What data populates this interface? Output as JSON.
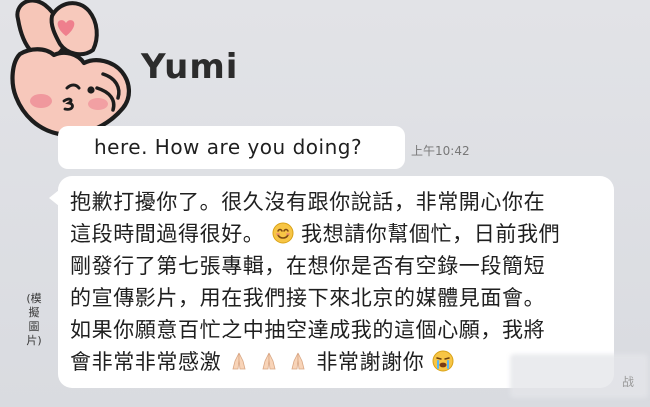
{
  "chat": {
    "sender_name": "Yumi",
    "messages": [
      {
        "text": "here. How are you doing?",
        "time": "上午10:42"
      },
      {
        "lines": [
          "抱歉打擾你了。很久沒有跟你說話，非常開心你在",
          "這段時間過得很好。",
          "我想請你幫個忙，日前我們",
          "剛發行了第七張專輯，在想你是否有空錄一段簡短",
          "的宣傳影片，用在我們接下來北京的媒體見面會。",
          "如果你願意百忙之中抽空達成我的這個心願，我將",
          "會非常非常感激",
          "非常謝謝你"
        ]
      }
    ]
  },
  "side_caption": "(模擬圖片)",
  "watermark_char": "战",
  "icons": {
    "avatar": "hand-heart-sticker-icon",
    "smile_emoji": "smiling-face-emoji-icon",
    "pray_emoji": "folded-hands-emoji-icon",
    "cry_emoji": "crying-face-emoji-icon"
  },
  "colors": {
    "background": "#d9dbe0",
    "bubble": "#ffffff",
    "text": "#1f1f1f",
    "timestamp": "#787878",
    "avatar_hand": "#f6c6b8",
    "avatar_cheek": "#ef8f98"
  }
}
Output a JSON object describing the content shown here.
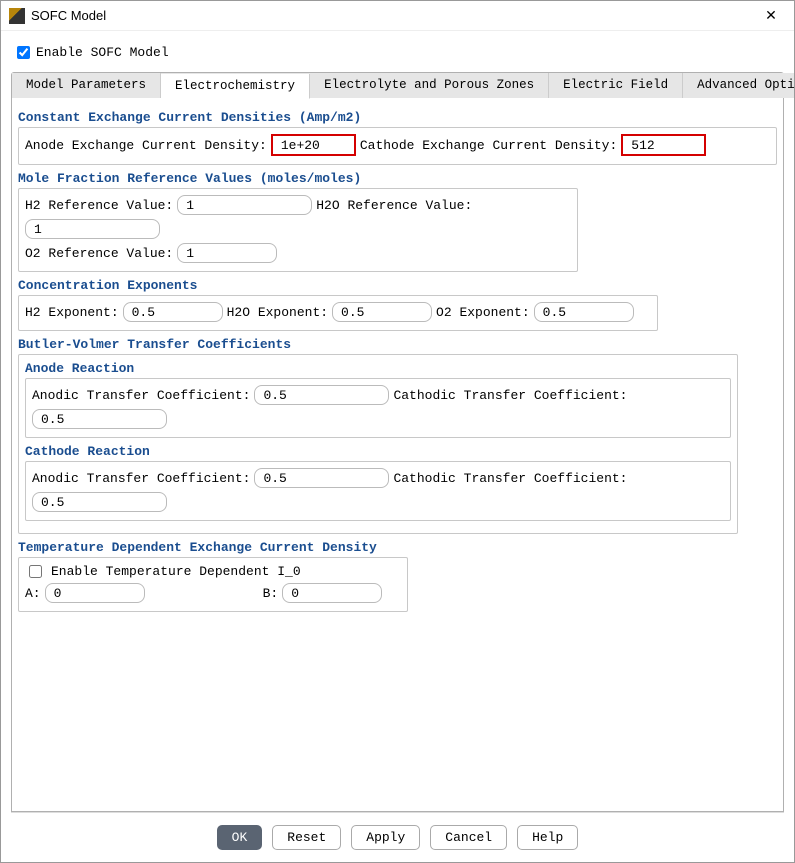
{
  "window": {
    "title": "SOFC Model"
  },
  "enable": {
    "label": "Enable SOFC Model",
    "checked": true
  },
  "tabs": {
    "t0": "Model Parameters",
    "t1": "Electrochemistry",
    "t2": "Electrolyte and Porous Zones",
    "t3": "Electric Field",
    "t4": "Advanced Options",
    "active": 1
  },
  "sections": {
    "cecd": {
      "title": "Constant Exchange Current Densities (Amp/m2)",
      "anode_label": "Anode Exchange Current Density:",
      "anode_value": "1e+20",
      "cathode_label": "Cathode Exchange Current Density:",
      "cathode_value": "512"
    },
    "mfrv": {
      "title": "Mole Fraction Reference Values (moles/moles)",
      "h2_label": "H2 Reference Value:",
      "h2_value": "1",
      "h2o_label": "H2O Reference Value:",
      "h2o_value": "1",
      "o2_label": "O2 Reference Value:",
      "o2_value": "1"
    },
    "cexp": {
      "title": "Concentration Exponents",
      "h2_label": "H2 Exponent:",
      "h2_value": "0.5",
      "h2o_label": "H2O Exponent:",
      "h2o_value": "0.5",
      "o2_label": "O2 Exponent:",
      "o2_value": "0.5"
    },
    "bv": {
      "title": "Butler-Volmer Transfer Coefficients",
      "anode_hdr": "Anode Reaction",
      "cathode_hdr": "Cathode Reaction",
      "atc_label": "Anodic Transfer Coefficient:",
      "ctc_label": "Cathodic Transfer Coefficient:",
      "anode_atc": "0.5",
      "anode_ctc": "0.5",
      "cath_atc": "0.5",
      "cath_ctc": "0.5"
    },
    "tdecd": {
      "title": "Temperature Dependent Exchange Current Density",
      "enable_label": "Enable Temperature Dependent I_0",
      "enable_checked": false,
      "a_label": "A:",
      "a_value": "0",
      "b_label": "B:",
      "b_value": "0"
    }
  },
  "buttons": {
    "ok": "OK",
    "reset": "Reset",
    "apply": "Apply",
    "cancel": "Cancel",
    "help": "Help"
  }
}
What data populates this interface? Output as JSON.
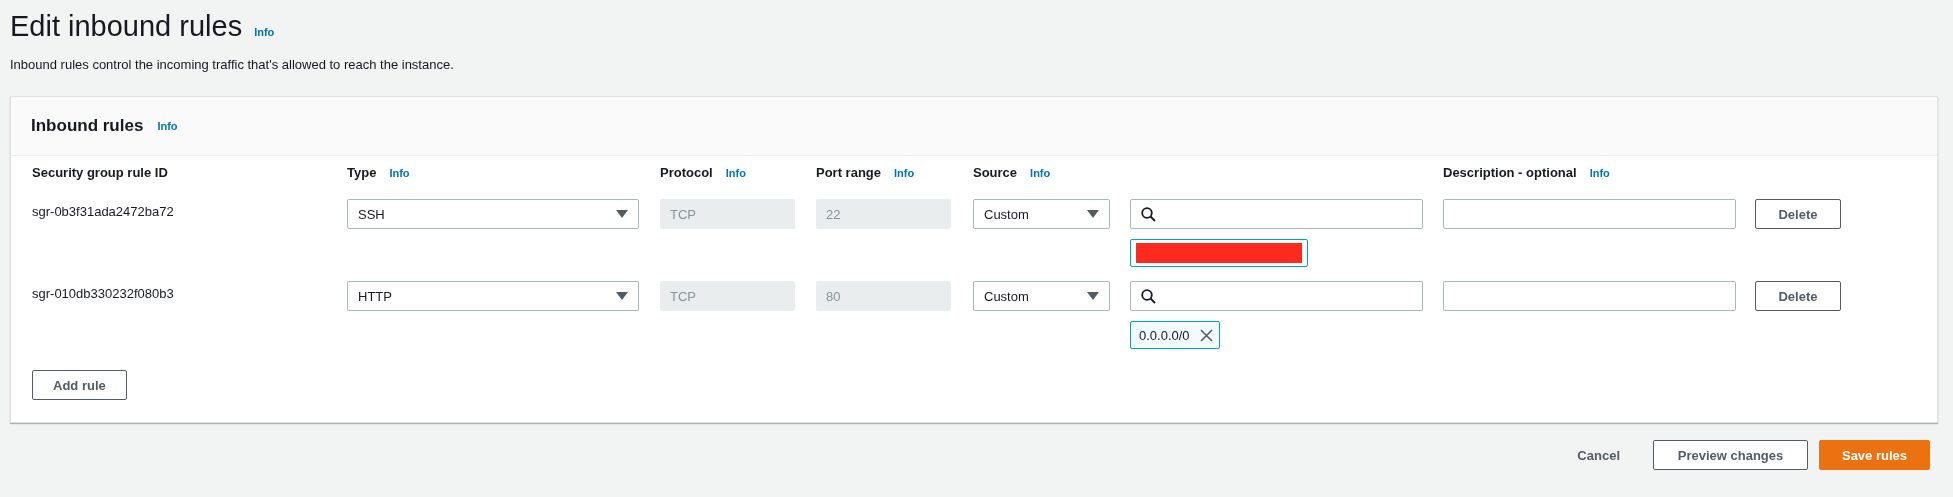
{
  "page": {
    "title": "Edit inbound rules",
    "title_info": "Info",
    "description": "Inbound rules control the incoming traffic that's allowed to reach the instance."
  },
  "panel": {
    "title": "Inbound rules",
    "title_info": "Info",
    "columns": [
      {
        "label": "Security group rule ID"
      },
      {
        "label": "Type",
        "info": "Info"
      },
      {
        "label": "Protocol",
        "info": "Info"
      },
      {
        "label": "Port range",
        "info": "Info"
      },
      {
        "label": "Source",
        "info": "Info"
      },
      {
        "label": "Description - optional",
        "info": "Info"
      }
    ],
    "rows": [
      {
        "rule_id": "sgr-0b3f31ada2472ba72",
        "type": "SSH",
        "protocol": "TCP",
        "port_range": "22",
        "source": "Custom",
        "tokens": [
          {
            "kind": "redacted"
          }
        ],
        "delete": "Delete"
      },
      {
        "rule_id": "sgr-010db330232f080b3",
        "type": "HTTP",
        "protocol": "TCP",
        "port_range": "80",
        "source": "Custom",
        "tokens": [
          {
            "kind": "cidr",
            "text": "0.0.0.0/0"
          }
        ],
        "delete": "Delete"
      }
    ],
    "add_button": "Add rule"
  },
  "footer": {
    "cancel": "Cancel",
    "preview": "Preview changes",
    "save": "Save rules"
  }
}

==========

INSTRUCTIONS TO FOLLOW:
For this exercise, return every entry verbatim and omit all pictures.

ANSWER FOR THE TASK:
What data populates this interface? Output as JSON.
{
  "chat": {
    "sender_name": "Yumi",
    "messages": [
      {
        "text": "here. How are you doing?",
        "time": "上午10:42"
      },
      {
        "lines": [
          "抱歉打擾你了。很久沒有跟你說話，非常開心你在",
          "這段時間過得很好。",
          "我想請你幫個忙，日前我們",
          "剛發行了第七張專輯，在想你是否有空錄一段簡短",
          "的宣傳影片，用在我們接下來北京的媒體見面會。",
          "如果你願意百忙之中抽空達成我的這個心願，我將",
          "會非常非常感激",
          "非常謝謝你"
        ]
      }
    ]
  },
  "side_caption": "(模擬圖片)",
  "watermark_char": "战",
  "icons": {
    "avatar": "hand-heart-sticker-icon",
    "smile_emoji": "smiling-face-emoji-icon",
    "pray_emoji": "folded-hands-emoji-icon",
    "cry_emoji": "crying-face-emoji-icon"
  },
  "colors": {
    "background": "#d9dbe0",
    "bubble": "#ffffff",
    "text": "#1f1f1f",
    "timestamp": "#787878",
    "avatar_hand": "#f6c6b8",
    "avatar_cheek": "#ef8f98"
  }
}
Output a JSON object describing the content shown here.
{
  "window": {
    "title": "SOFC Model"
  },
  "enable": {
    "label": "Enable SOFC Model",
    "checked": true
  },
  "tabs": {
    "t0": "Model Parameters",
    "t1": "Electrochemistry",
    "t2": "Electrolyte and Porous Zones",
    "t3": "Electric Field",
    "t4": "Advanced Options",
    "active": 1
  },
  "sections": {
    "cecd": {
      "title": "Constant Exchange Current Densities (Amp/m2)",
      "anode_label": "Anode Exchange Current Density:",
      "anode_value": "1e+20",
      "cathode_label": "Cathode Exchange Current Density:",
      "cathode_value": "512"
    },
    "mfrv": {
      "title": "Mole Fraction Reference Values (moles/moles)",
      "h2_label": "H2 Reference Value:",
      "h2_value": "1",
      "h2o_label": "H2O Reference Value:",
      "h2o_value": "1",
      "o2_label": "O2 Reference Value:",
      "o2_value": "1"
    },
    "cexp": {
      "title": "Concentration Exponents",
      "h2_label": "H2 Exponent:",
      "h2_value": "0.5",
      "h2o_label": "H2O Exponent:",
      "h2o_value": "0.5",
      "o2_label": "O2 Exponent:",
      "o2_value": "0.5"
    },
    "bv": {
      "title": "Butler-Volmer Transfer Coefficients",
      "anode_hdr": "Anode Reaction",
      "cathode_hdr": "Cathode Reaction",
      "atc_label": "Anodic Transfer Coefficient:",
      "ctc_label": "Cathodic Transfer Coefficient:",
      "anode_atc": "0.5",
      "anode_ctc": "0.5",
      "cath_atc": "0.5",
      "cath_ctc": "0.5"
    },
    "tdecd": {
      "title": "Temperature Dependent Exchange Current Density",
      "enable_label": "Enable Temperature Dependent I_0",
      "enable_checked": false,
      "a_label": "A:",
      "a_value": "0",
      "b_label": "B:",
      "b_value": "0"
    }
  },
  "buttons": {
    "ok": "OK",
    "reset": "Reset",
    "apply": "Apply",
    "cancel": "Cancel",
    "help": "Help"
  }
}
What data populates this interface? Output as JSON.
{
  "page": {
    "title": "Edit inbound rules",
    "title_info": "Info",
    "description": "Inbound rules control the incoming traffic that's allowed to reach the instance."
  },
  "panel": {
    "title": "Inbound rules",
    "title_info": "Info",
    "columns": [
      {
        "label": "Security group rule ID"
      },
      {
        "label": "Type",
        "info": "Info"
      },
      {
        "label": "Protocol",
        "info": "Info"
      },
      {
        "label": "Port range",
        "info": "Info"
      },
      {
        "label": "Source",
        "info": "Info"
      },
      {
        "label": "Description - optional",
        "info": "Info"
      }
    ],
    "rows": [
      {
        "rule_id": "sgr-0b3f31ada2472ba72",
        "type": "SSH",
        "protocol": "TCP",
        "port_range": "22",
        "source": "Custom",
        "tokens": [
          {
            "kind": "redacted"
          }
        ],
        "delete": "Delete"
      },
      {
        "rule_id": "sgr-010db330232f080b3",
        "type": "HTTP",
        "protocol": "TCP",
        "port_range": "80",
        "source": "Custom",
        "tokens": [
          {
            "kind": "cidr",
            "text": "0.0.0.0/0"
          }
        ],
        "delete": "Delete"
      }
    ],
    "add_button": "Add rule"
  },
  "footer": {
    "cancel": "Cancel",
    "preview": "Preview changes",
    "save": "Save rules"
  }
}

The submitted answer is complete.